In March the six had called for a 12-month freeze on rate rises to minimise the burden on residents during a challenging economic time.
The recommended budget caps capital spending at $400 million, reduces the organisation's running costs by $23m, and increases the borrowing by $102m.
It also sets aside $118m for the Metro Sports Facility and Multi-Use Arena.
Gough, who has previously advocated for a zero rates increase along with the five other councillors, said he was disappointed not to see the zero rates rise as an option.
"We felt that we weren't a minority in the community but it looks like it might be the case around the council table unfortunately," he said.

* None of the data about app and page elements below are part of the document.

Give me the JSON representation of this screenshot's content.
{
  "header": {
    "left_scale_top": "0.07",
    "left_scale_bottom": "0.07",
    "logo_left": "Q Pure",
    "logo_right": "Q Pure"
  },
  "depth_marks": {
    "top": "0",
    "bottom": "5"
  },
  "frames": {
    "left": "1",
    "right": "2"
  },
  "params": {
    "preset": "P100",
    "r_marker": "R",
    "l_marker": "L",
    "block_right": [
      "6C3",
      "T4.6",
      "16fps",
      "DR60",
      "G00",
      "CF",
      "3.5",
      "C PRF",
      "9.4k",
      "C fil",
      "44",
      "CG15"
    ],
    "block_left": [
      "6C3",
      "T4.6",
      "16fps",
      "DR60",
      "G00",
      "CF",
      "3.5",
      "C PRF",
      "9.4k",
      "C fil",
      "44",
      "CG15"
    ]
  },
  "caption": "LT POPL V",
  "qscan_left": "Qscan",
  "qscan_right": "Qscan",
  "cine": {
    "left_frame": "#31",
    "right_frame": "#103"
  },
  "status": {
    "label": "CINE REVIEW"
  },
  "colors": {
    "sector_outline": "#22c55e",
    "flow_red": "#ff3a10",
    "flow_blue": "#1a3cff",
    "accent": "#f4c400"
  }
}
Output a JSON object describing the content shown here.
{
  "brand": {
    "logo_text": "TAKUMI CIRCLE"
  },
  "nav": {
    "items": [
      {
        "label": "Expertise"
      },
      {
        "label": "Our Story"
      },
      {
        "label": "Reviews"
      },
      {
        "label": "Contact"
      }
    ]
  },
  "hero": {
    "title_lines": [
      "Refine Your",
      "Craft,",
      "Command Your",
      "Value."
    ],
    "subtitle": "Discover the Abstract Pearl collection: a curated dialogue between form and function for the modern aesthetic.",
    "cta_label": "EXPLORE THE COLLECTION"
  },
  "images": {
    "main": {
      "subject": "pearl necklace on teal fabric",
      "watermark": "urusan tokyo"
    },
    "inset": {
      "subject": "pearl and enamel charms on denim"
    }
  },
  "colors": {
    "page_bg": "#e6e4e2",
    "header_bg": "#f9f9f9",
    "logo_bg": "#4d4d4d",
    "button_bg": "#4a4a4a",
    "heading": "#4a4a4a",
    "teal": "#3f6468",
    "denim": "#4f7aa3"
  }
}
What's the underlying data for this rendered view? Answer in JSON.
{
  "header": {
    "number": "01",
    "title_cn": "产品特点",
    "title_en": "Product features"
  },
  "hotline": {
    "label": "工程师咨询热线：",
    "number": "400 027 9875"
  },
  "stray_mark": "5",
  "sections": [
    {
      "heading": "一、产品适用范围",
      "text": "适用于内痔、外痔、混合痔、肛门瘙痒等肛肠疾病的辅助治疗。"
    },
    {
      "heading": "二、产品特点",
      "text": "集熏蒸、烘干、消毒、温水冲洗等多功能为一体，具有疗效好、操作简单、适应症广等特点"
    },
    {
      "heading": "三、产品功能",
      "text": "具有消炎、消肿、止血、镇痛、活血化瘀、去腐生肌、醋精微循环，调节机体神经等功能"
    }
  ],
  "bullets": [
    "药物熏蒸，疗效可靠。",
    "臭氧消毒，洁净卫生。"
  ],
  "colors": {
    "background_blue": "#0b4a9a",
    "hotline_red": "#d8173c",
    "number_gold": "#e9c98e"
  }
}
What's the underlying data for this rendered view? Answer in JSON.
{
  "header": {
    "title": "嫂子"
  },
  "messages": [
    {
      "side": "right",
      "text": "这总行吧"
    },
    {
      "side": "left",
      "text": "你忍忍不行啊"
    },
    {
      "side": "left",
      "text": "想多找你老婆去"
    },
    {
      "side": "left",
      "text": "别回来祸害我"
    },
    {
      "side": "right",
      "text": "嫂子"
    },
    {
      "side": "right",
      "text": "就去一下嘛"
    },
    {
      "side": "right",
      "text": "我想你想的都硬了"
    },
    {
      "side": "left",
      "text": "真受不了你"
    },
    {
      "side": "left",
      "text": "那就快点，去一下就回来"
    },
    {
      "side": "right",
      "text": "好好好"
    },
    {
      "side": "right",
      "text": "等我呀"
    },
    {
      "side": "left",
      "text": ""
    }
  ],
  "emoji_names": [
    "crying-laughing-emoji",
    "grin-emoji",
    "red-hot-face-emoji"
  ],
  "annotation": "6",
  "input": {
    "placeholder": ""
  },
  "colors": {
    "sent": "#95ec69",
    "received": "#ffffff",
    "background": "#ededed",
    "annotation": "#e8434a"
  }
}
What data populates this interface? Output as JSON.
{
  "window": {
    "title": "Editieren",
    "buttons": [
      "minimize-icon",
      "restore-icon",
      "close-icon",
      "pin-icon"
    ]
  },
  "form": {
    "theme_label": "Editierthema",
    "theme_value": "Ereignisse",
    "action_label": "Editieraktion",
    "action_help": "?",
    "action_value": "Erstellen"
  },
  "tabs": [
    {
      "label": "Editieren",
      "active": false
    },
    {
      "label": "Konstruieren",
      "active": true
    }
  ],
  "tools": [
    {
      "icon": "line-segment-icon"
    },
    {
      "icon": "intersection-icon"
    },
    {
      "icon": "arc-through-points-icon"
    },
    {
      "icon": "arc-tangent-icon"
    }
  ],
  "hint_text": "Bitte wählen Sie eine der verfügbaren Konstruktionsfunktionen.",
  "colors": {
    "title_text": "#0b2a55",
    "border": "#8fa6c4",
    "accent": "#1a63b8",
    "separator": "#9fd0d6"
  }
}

Gough said the council must do more to cut its capital and operational expenditure in order to save money.
Service, staff cuts predicted
In the draft annual plan report, the council staff said a zero rates rise was in conflict with the central government's policy on New Zealand's economic recovery.
"A zero rates increase would have severe impacts on both back office and frontline services, maintenance and capital works, as well as levels of service," the report said.
"There would be an unprecedented level of staff redundancy and commensurate redundancy costs in the same year that savings are being sought."
Prior to the Covid-19 lockdown, the council was in the process of consulting on a draft annual plan which provided for a 4.65 percent rates increase.
Council staff recommended an overall rates increase of 3.5 percent and an average residential rate rise of 2.23 percent.
For an average house with a value of $508,608 that would mean paying an extra $1.19 a week, or $62.05 a year, the council said.
"We recognised that we had to reduce the average rate increase of 4.65 percent proposed in our initial draft plan, given the gravity of the situation that the organisation and our ratepayers are facing," said council chief executive Dawn Baxendale.
"The revised plan we will be recommending to council reflects the very different financial position and social and economic environment we are now in as a result of the Covid-19 pandemic."
Once a revised draft 2020-21 annual plan has been adopted, a new round of public consultation will be undertaken, starting on 12 June.
The council is not due to finalise its budget until the end of July.